Yesterday the Government announced the creation of a new Planning Court to deal with judicial review and similar challenges to planning decisions. It also announced some changes to the rules on challenges, especially challenges to decisions of the Secretary of State and Inspectors on planning appeals.
The intention is that the Planning Court will be part of the High Court and be up and running by this summer. Interestingly this change is to deal with only about 200 judicial review cases each year, those are the planning cases, out of over 10,000 JRs each year.
Planning and JR keep strange company these days and some of the rules changes are to be found in the Criminal Justice and Courts Bill, introduced in the Commons yesterday which deals amongst other thing with penalties for possessing extreme pornographic images.

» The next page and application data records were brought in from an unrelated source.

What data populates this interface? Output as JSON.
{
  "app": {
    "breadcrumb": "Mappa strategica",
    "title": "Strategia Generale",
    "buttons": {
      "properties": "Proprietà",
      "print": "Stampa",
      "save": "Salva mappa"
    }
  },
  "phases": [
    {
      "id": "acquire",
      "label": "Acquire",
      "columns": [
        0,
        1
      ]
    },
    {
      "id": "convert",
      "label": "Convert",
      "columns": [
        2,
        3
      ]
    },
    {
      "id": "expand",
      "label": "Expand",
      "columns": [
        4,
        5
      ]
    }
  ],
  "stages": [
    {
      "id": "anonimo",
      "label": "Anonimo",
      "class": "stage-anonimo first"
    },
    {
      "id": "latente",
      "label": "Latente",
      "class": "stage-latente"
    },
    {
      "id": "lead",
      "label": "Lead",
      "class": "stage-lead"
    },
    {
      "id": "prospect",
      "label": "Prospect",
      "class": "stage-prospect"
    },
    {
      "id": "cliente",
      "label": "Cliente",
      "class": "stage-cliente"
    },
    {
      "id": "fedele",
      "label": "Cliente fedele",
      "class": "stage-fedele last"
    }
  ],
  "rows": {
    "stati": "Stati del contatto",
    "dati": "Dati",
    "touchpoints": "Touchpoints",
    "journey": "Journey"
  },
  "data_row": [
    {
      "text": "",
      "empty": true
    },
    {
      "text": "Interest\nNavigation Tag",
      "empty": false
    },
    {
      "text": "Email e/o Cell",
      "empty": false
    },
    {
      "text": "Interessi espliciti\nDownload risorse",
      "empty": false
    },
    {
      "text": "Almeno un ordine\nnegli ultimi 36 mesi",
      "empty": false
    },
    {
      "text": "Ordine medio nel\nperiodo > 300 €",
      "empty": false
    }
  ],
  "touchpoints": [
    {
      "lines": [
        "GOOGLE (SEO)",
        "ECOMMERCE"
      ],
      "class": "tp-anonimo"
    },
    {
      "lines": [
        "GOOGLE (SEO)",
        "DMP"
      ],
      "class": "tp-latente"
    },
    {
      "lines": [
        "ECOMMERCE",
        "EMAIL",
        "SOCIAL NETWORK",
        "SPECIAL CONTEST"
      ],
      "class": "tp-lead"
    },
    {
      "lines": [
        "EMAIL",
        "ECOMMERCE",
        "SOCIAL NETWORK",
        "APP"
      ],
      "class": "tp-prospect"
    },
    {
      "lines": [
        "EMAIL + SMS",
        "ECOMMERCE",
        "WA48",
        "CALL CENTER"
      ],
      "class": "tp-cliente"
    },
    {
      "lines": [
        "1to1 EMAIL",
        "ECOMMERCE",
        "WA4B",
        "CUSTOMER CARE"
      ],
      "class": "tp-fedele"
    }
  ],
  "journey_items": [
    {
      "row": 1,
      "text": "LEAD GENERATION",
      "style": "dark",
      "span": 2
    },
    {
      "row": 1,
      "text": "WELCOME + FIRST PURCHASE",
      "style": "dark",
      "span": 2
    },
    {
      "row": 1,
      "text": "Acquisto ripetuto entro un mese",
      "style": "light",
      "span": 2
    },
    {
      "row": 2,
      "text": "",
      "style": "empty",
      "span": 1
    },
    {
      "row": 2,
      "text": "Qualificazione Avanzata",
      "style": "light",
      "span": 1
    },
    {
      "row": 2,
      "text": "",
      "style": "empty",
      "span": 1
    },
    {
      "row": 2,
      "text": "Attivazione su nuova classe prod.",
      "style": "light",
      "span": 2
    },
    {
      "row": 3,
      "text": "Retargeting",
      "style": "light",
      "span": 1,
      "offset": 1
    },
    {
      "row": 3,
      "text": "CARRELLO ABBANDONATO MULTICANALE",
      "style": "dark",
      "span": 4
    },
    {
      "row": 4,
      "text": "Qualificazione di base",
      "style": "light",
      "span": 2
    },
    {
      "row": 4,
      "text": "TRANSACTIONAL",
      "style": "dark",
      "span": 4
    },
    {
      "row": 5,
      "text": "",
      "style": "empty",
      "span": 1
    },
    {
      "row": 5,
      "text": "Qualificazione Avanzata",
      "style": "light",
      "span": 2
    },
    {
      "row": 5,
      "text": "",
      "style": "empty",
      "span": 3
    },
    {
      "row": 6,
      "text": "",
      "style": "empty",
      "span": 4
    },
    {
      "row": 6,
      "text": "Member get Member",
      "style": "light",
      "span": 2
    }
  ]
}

Perhaps the most important change for planning is that challenges (under s.288 of the Town and Country Planning Act 1990) to Secretary of State and Inspector decisions will in future need the permission of the court, as is the case for proper judicial review. In addition, the court will be able to filter out cases where although there has been a procedural failure, the decision would be the same. The driver for a lot of these changes is the uncertainty caused by a court challenge; few developers want to commit to a development when the planning permission may be quashed. So judicial review is a very good delaying tactic, and in the meantime, economic conditions may change. The Government says that out of the 440 JR challenges which went to a hearing in 2011 (that is all categories, not just planning) only 170 were successful. So the other 270 will have delayed things. But we must remember that at least 240 of the 440 will have been non-planning cases, so only about 75 planning projects will have suffered that delay. There will of course have been delays for all 200 planning projects which were subject to JRs whether they went to trial, were settled or abandoned.
Other noteworthy changes include making it easier to leapfrog straight from the High Court to the Supreme Court, missing out the Court of Appeal where it is clear the case will end up in the Supreme Court anyway, and the disclosure of those who back claimants financially, a device used to reduce costs awards and so protect the backers if the claim is unsuccessful.

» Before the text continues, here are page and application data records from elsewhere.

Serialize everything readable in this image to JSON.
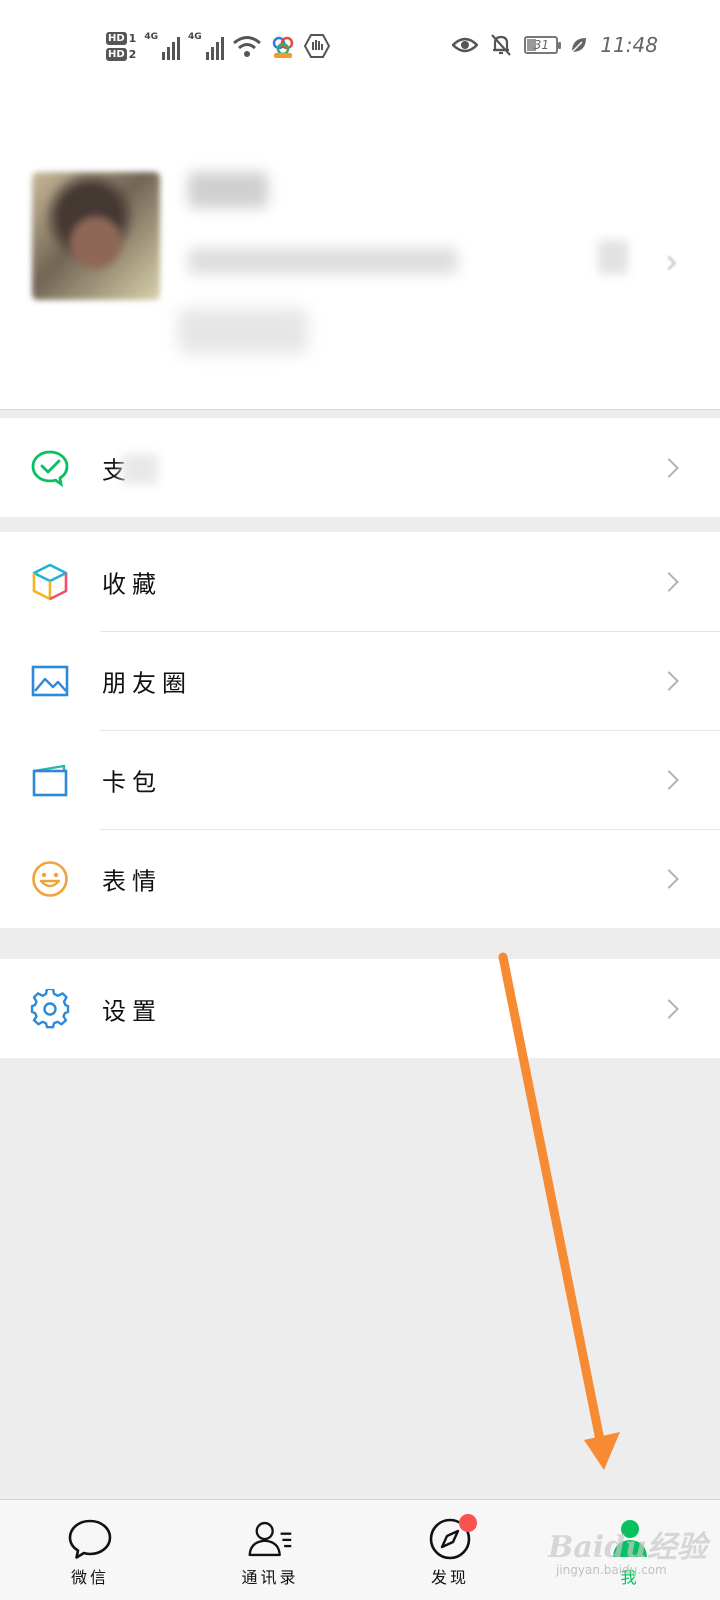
{
  "status_bar": {
    "hd1": "HD",
    "hd1_index": "1",
    "hd2": "HD",
    "hd2_index": "2",
    "network1": "4G",
    "network2": "4G",
    "battery": "31",
    "time": "11:48"
  },
  "menu": {
    "pay": {
      "label": "支",
      "icon": "wechat-pay-icon"
    },
    "favorites": {
      "label": "收藏",
      "icon": "favorites-cube-icon"
    },
    "moments": {
      "label": "朋友圈",
      "icon": "moments-picture-icon"
    },
    "cards": {
      "label": "卡包",
      "icon": "card-wallet-icon"
    },
    "stickers": {
      "label": "表情",
      "icon": "smiley-icon"
    },
    "settings": {
      "label": "设置",
      "icon": "gear-icon"
    }
  },
  "tabbar": {
    "chats": "微信",
    "contacts": "通讯录",
    "discover": "发现",
    "me": "我"
  },
  "watermark": {
    "text": "Baidu经验",
    "sub": "jingyan.baidu.com"
  },
  "colors": {
    "accent_green": "#07c160",
    "badge_red": "#fa5151",
    "arrow_orange": "#f78b33"
  }
}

Those making or on the receiving end of judicial review claims need to take careful legal advice and the changes (only some of which I have highlighted) make this more important. But these changes should please the development industry.

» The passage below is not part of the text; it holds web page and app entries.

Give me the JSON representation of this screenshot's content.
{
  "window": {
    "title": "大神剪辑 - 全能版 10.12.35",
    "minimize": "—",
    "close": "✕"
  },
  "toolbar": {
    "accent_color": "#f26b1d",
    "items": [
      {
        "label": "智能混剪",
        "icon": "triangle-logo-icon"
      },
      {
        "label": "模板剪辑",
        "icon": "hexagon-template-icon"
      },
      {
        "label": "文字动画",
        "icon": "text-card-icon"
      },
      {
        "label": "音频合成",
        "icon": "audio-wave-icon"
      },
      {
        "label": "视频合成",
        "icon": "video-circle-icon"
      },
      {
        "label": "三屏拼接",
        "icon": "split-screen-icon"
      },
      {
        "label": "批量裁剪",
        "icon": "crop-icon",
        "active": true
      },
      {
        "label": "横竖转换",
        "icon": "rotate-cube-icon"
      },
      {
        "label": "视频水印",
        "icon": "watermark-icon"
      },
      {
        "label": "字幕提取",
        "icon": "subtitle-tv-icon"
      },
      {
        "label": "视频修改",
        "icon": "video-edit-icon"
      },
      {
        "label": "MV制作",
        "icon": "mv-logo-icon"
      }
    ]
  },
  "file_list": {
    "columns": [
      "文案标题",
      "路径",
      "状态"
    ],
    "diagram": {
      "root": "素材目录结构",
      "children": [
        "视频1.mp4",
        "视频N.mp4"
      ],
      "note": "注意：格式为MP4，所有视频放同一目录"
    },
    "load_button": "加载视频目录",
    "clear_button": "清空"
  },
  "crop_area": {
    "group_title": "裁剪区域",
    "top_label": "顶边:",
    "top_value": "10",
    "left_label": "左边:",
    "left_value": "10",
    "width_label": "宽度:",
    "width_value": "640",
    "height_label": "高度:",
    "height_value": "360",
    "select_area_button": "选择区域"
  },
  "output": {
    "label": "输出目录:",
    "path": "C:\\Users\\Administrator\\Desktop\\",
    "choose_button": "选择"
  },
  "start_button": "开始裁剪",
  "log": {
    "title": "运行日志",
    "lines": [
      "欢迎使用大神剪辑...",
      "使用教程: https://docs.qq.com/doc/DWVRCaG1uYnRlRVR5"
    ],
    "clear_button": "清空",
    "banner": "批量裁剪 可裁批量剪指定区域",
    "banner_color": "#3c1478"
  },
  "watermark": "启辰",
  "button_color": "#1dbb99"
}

 The Government’s response paper says it will take almost 400, but later reveals that in 2012 there were only 200 planning cases.
 We can deduce this from the following paragraph in the consultation response issued yesterday: “Applications more than doubled from 4,300 in 2000 to 12,600 in 2012. Yet, of the 440 which went on to a final hearing without being refused permission, withdrawn or settled in 2011 just 170 went in favour of the applicant. In 2012 the vast majority of applications, more than 10,000, were for immigration and asylum cases – and almost 200 were on planning issues.”